=== Exercise data ===
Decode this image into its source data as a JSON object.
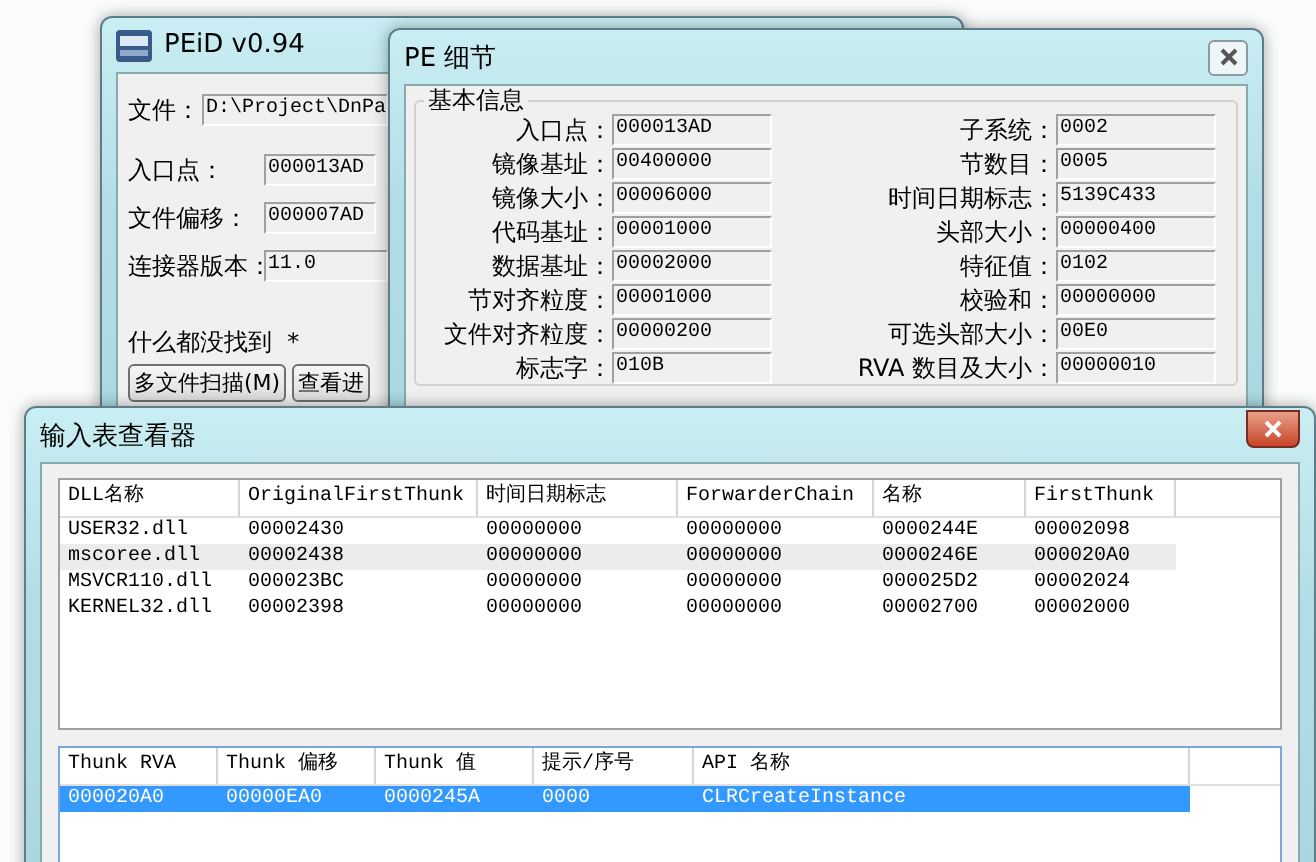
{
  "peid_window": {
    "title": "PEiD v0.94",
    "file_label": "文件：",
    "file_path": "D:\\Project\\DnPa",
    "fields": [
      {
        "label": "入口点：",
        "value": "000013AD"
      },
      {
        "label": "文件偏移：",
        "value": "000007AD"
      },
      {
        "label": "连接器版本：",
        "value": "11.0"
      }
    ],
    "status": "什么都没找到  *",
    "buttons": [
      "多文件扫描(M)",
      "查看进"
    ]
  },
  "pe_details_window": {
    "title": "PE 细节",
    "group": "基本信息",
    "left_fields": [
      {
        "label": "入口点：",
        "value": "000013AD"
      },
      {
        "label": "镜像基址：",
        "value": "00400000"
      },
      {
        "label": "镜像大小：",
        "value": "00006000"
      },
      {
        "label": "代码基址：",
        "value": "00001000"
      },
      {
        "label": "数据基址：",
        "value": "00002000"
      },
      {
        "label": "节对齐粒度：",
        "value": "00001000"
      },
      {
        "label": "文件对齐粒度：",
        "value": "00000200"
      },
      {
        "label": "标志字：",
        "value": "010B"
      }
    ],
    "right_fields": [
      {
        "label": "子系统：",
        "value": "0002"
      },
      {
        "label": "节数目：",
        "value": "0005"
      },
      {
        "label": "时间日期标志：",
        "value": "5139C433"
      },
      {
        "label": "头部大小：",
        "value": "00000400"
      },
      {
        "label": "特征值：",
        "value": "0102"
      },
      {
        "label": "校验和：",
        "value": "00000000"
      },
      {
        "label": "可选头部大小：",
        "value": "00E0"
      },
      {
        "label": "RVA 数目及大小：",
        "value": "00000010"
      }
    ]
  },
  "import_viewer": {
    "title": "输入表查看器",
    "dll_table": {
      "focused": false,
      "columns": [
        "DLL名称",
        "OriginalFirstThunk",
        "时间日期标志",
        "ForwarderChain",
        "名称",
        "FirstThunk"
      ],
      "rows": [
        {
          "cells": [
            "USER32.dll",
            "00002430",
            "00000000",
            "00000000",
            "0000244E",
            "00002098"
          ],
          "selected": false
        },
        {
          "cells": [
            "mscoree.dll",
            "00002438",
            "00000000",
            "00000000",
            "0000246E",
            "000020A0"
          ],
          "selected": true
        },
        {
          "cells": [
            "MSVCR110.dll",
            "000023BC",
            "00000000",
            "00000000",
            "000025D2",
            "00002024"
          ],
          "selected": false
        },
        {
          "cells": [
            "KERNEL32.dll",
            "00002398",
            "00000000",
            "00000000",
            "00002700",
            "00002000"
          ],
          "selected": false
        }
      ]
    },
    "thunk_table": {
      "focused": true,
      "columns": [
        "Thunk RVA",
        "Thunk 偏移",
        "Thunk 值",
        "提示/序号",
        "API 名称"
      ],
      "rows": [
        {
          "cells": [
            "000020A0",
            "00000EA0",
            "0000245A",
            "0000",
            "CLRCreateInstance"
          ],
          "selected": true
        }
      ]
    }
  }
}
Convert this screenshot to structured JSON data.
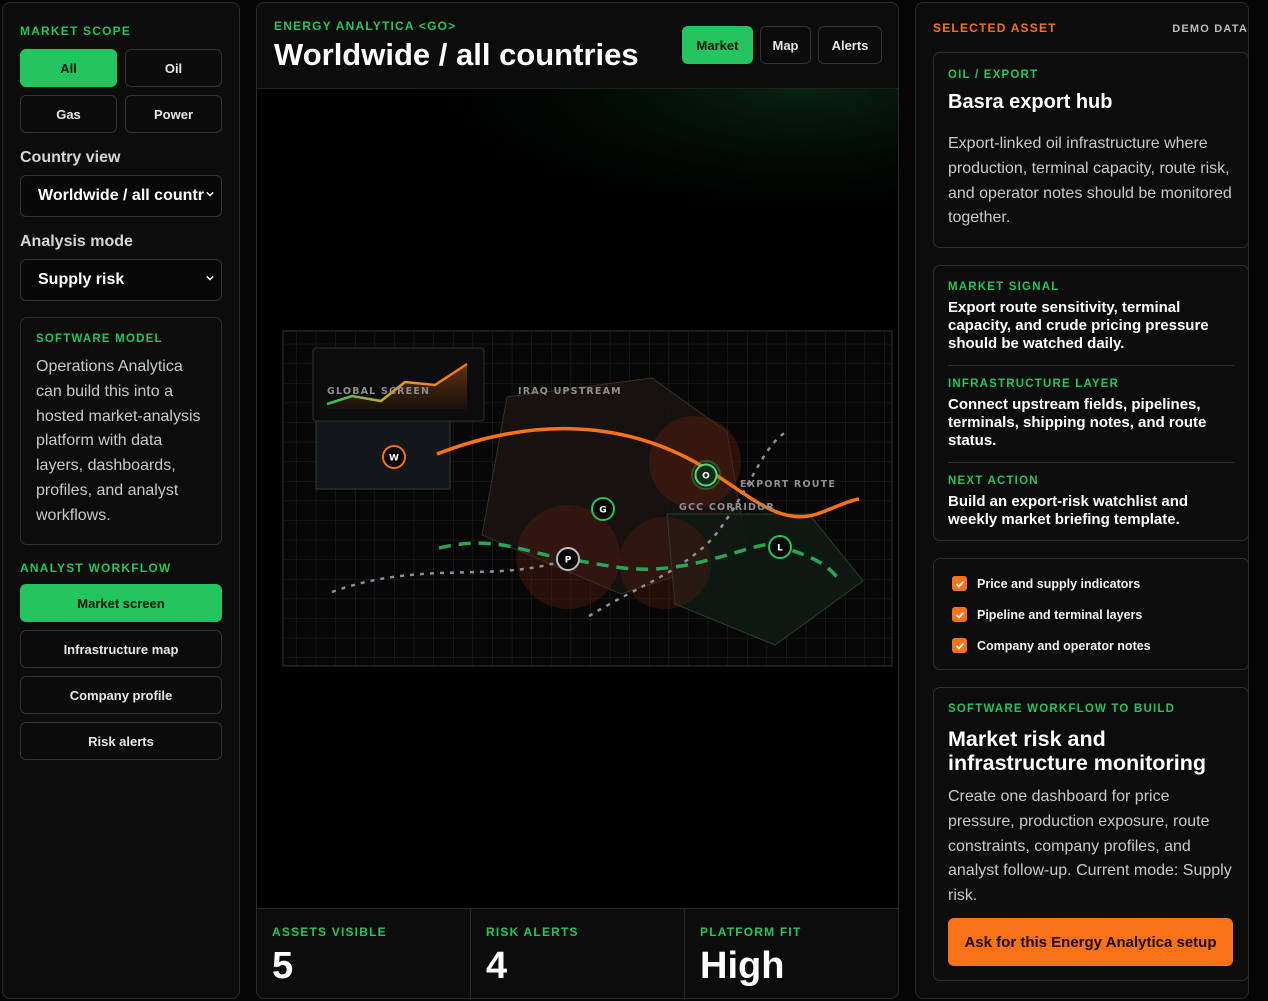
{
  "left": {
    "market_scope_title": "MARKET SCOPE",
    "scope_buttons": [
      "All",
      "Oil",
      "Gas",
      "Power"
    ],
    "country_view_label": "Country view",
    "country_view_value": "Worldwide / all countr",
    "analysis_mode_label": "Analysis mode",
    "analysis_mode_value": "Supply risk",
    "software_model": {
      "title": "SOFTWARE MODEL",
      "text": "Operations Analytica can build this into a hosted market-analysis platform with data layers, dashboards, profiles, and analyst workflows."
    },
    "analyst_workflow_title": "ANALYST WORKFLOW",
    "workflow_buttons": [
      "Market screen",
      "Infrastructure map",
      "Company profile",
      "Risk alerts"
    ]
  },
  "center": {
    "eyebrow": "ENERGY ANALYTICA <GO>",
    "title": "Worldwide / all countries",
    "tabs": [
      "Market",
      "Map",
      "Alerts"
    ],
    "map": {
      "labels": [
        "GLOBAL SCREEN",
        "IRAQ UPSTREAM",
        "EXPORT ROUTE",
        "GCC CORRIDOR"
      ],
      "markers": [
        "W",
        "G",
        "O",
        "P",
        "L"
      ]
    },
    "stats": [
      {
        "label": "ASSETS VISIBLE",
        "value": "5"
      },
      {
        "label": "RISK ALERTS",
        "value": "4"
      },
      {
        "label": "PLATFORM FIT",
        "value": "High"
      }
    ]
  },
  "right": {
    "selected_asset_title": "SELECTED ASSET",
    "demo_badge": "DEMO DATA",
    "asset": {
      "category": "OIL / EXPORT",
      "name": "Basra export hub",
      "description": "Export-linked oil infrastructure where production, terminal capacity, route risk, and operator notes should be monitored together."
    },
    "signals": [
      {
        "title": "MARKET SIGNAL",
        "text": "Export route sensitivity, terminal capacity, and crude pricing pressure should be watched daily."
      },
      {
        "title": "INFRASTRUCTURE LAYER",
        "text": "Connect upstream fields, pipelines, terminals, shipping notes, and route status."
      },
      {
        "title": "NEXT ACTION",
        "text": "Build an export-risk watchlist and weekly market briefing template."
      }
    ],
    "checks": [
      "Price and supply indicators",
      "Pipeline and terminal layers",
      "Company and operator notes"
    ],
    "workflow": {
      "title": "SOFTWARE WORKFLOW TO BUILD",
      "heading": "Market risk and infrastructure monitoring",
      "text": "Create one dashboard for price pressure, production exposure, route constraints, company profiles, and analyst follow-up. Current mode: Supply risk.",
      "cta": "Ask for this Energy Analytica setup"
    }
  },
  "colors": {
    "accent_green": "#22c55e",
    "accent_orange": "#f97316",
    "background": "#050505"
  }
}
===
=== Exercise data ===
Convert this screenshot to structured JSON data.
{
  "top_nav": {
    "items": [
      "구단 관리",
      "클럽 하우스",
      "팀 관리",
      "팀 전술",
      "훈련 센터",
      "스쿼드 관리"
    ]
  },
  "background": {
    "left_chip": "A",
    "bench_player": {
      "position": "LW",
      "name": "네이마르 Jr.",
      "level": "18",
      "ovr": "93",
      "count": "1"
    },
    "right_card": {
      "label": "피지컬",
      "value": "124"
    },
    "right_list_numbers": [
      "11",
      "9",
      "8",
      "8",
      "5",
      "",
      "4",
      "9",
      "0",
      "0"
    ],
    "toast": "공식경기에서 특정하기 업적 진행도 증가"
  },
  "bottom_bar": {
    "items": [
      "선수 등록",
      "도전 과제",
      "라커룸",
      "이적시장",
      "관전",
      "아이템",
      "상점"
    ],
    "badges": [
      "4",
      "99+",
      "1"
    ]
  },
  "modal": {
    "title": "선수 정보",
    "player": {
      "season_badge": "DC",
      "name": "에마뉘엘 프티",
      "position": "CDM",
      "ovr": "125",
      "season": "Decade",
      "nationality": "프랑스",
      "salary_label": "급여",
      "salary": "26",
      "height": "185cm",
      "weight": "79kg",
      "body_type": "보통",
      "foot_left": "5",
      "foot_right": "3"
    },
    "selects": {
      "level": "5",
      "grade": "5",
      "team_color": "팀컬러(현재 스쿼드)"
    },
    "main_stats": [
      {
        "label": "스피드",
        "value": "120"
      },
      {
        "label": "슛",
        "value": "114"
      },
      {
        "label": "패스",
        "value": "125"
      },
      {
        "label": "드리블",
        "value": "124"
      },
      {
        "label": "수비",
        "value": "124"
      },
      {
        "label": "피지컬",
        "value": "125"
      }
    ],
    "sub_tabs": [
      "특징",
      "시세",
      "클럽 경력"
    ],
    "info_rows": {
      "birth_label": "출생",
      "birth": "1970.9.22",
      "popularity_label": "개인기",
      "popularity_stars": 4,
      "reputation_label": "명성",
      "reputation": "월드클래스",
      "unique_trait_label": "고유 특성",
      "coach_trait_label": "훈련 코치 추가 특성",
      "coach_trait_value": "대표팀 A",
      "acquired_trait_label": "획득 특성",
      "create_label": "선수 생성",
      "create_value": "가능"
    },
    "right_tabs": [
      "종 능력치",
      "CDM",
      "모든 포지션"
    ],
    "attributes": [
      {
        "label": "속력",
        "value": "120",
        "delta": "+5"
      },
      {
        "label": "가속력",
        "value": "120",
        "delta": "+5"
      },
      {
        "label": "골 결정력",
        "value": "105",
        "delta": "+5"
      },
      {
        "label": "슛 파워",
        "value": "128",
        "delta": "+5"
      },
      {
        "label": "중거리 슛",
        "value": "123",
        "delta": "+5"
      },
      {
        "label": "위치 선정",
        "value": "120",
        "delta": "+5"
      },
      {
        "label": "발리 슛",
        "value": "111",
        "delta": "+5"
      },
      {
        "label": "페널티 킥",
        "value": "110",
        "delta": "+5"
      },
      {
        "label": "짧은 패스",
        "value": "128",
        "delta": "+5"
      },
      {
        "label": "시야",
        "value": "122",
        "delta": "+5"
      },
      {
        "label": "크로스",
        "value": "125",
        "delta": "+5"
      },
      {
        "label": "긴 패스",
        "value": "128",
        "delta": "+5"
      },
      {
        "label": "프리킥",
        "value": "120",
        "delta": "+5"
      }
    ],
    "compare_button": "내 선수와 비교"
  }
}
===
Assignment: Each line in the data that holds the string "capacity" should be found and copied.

Response:
      "description": "Export-linked oil infrastructure where production, terminal capacity, route risk, and operator notes should be monitored together."
        "text": "Export route sensitivity, terminal capacity, and crude pricing pressure should be watched daily."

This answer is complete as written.